WORK REQUEST:
Each record below should be given again exactly as it reads.

*** SOURCE MATERIAL ***

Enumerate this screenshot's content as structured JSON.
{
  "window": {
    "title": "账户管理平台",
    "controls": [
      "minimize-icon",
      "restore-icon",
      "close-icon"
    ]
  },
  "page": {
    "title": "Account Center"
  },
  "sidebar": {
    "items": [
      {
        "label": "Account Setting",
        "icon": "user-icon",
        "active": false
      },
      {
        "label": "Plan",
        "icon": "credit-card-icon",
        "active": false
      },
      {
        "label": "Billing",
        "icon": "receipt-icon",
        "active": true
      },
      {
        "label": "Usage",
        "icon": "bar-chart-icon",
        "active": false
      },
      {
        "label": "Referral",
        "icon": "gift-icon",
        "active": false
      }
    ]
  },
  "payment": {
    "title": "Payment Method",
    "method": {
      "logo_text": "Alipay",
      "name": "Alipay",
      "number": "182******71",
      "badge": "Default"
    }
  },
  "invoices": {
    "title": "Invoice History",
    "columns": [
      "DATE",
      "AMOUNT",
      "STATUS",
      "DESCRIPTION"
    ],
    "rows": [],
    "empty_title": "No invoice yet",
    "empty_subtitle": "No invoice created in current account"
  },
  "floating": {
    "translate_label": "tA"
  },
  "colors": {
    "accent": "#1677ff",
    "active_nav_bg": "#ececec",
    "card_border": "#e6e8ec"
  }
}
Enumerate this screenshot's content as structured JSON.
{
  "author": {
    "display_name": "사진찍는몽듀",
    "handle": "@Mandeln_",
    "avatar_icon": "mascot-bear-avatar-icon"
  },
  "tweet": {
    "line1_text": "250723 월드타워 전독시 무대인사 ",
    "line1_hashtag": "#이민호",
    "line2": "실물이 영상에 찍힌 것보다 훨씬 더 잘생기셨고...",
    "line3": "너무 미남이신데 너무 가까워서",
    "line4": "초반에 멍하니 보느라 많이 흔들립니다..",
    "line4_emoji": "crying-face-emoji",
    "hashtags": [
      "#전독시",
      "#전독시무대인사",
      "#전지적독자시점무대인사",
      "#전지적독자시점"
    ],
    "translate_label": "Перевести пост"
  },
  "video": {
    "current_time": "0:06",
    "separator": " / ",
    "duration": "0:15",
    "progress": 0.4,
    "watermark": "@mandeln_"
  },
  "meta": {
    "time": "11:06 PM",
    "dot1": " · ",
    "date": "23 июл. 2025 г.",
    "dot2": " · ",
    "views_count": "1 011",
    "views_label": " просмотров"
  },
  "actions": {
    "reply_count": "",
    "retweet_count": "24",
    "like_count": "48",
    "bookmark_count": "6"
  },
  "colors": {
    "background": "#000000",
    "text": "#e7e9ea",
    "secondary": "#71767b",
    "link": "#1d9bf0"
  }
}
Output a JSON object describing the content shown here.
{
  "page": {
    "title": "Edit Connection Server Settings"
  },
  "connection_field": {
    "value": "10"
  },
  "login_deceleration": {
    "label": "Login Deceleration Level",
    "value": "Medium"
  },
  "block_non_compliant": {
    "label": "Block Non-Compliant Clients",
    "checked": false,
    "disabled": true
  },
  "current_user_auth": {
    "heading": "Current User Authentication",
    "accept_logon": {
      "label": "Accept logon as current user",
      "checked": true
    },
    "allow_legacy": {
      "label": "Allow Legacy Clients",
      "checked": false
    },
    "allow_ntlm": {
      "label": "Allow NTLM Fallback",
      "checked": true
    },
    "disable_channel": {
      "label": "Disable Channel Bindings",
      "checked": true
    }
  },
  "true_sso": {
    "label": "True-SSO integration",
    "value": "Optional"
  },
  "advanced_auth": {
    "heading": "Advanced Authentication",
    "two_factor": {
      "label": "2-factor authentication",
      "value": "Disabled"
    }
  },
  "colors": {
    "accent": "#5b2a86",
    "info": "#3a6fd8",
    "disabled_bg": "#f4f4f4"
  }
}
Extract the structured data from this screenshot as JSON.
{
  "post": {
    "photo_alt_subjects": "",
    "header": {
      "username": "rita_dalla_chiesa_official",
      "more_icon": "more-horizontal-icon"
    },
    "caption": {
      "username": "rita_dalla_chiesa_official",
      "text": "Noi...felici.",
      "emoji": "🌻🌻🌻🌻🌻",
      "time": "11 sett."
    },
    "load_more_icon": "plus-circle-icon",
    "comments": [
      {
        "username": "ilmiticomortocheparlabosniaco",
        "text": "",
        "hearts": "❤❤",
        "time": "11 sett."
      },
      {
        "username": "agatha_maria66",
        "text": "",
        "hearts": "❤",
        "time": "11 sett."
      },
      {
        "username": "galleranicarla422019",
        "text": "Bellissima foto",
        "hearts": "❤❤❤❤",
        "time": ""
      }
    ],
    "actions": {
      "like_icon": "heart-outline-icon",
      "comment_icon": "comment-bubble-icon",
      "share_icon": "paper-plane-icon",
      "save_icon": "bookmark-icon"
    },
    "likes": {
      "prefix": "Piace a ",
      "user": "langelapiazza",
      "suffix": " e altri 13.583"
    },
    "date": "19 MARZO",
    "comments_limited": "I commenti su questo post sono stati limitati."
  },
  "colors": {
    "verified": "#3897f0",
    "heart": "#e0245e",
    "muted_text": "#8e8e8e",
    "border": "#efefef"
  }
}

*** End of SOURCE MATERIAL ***

ANSWER AREA:
Enumerate this screenshot's content as structured JSON.
{
  "window": {
    "title": "账户管理平台",
    "controls": [
      "minimize-icon",
      "restore-icon",
      "close-icon"
    ]
  },
  "page": {
    "title": "Account Center"
  },
  "sidebar": {
    "items": [
      {
        "label": "Account Setting",
        "icon": "user-icon",
        "active": false
      },
      {
        "label": "Plan",
        "icon": "credit-card-icon",
        "active": false
      },
      {
        "label": "Billing",
        "icon": "receipt-icon",
        "active": true
      },
      {
        "label": "Usage",
        "icon": "bar-chart-icon",
        "active": false
      },
      {
        "label": "Referral",
        "icon": "gift-icon",
        "active": false
      }
    ]
  },
  "payment": {
    "title": "Payment Method",
    "method": {
      "logo_text": "Alipay",
      "name": "Alipay",
      "number": "182******71",
      "badge": "Default"
    }
  },
  "invoices": {
    "title": "Invoice History",
    "columns": [
      "DATE",
      "AMOUNT",
      "STATUS",
      "DESCRIPTION"
    ],
    "rows": [],
    "empty_title": "No invoice yet",
    "empty_subtitle": "No invoice created in current account"
  },
  "floating": {
    "translate_label": "tA"
  },
  "colors": {
    "accent": "#1677ff",
    "active_nav_bg": "#ececec",
    "card_border": "#e6e8ec"
  }
}
Enumerate this screenshot's content as structured JSON.
{
  "author": {
    "display_name": "사진찍는몽듀",
    "handle": "@Mandeln_",
    "avatar_icon": "mascot-bear-avatar-icon"
  },
  "tweet": {
    "line1_text": "250723 월드타워 전독시 무대인사 ",
    "line1_hashtag": "#이민호",
    "line2": "실물이 영상에 찍힌 것보다 훨씬 더 잘생기셨고...",
    "line3": "너무 미남이신데 너무 가까워서",
    "line4": "초반에 멍하니 보느라 많이 흔들립니다..",
    "line4_emoji": "crying-face-emoji",
    "hashtags": [
      "#전독시",
      "#전독시무대인사",
      "#전지적독자시점무대인사",
      "#전지적독자시점"
    ],
    "translate_label": "Перевести пост"
  },
  "video": {
    "current_time": "0:06",
    "separator": " / ",
    "duration": "0:15",
    "progress": 0.4,
    "watermark": "@mandeln_"
  },
  "meta": {
    "time": "11:06 PM",
    "dot1": " · ",
    "date": "23 июл. 2025 г.",
    "dot2": " · ",
    "views_count": "1 011",
    "views_label": " просмотров"
  },
  "actions": {
    "reply_count": "",
    "retweet_count": "24",
    "like_count": "48",
    "bookmark_count": "6"
  },
  "colors": {
    "background": "#000000",
    "text": "#e7e9ea",
    "secondary": "#71767b",
    "link": "#1d9bf0"
  }
}
Output a JSON object describing the content shown here.
{
  "page": {
    "title": "Edit Connection Server Settings"
  },
  "connection_field": {
    "value": "10"
  },
  "login_deceleration": {
    "label": "Login Deceleration Level",
    "value": "Medium"
  },
  "block_non_compliant": {
    "label": "Block Non-Compliant Clients",
    "checked": false,
    "disabled": true
  },
  "current_user_auth": {
    "heading": "Current User Authentication",
    "accept_logon": {
      "label": "Accept logon as current user",
      "checked": true
    },
    "allow_legacy": {
      "label": "Allow Legacy Clients",
      "checked": false
    },
    "allow_ntlm": {
      "label": "Allow NTLM Fallback",
      "checked": true
    },
    "disable_channel": {
      "label": "Disable Channel Bindings",
      "checked": true
    }
  },
  "true_sso": {
    "label": "True-SSO integration",
    "value": "Optional"
  },
  "advanced_auth": {
    "heading": "Advanced Authentication",
    "two_factor": {
      "label": "2-factor authentication",
      "value": "Disabled"
    }
  },
  "colors": {
    "accent": "#5b2a86",
    "info": "#3a6fd8",
    "disabled_bg": "#f4f4f4"
  }
}
Extract the structured data from this screenshot as JSON.
{
  "post": {
    "photo_alt_subjects": "",
    "header": {
      "username": "rita_dalla_chiesa_official",
      "more_icon": "more-horizontal-icon"
    },
    "caption": {
      "username": "rita_dalla_chiesa_official",
      "text": "Noi...felici.",
      "emoji": "🌻🌻🌻🌻🌻",
      "time": "11 sett."
    },
    "load_more_icon": "plus-circle-icon",
    "comments": [
      {
        "username": "ilmiticomortocheparlabosniaco",
        "text": "",
        "hearts": "❤❤",
        "time": "11 sett."
      },
      {
        "username": "agatha_maria66",
        "text": "",
        "hearts": "❤",
        "time": "11 sett."
      },
      {
        "username": "galleranicarla422019",
        "text": "Bellissima foto",
        "hearts": "❤❤❤❤",
        "time": ""
      }
    ],
    "actions": {
      "like_icon": "heart-outline-icon",
      "comment_icon": "comment-bubble-icon",
      "share_icon": "paper-plane-icon",
      "save_icon": "bookmark-icon"
    },
    "likes": {
      "prefix": "Piace a ",
      "user": "langelapiazza",
      "suffix": " e altri 13.583"
    },
    "date": "19 MARZO",
    "comments_limited": "I commenti su questo post sono stati limitati."
  },
  "colors": {
    "verified": "#3897f0",
    "heart": "#e0245e",
    "muted_text": "#8e8e8e",
    "border": "#efefef"
  }
}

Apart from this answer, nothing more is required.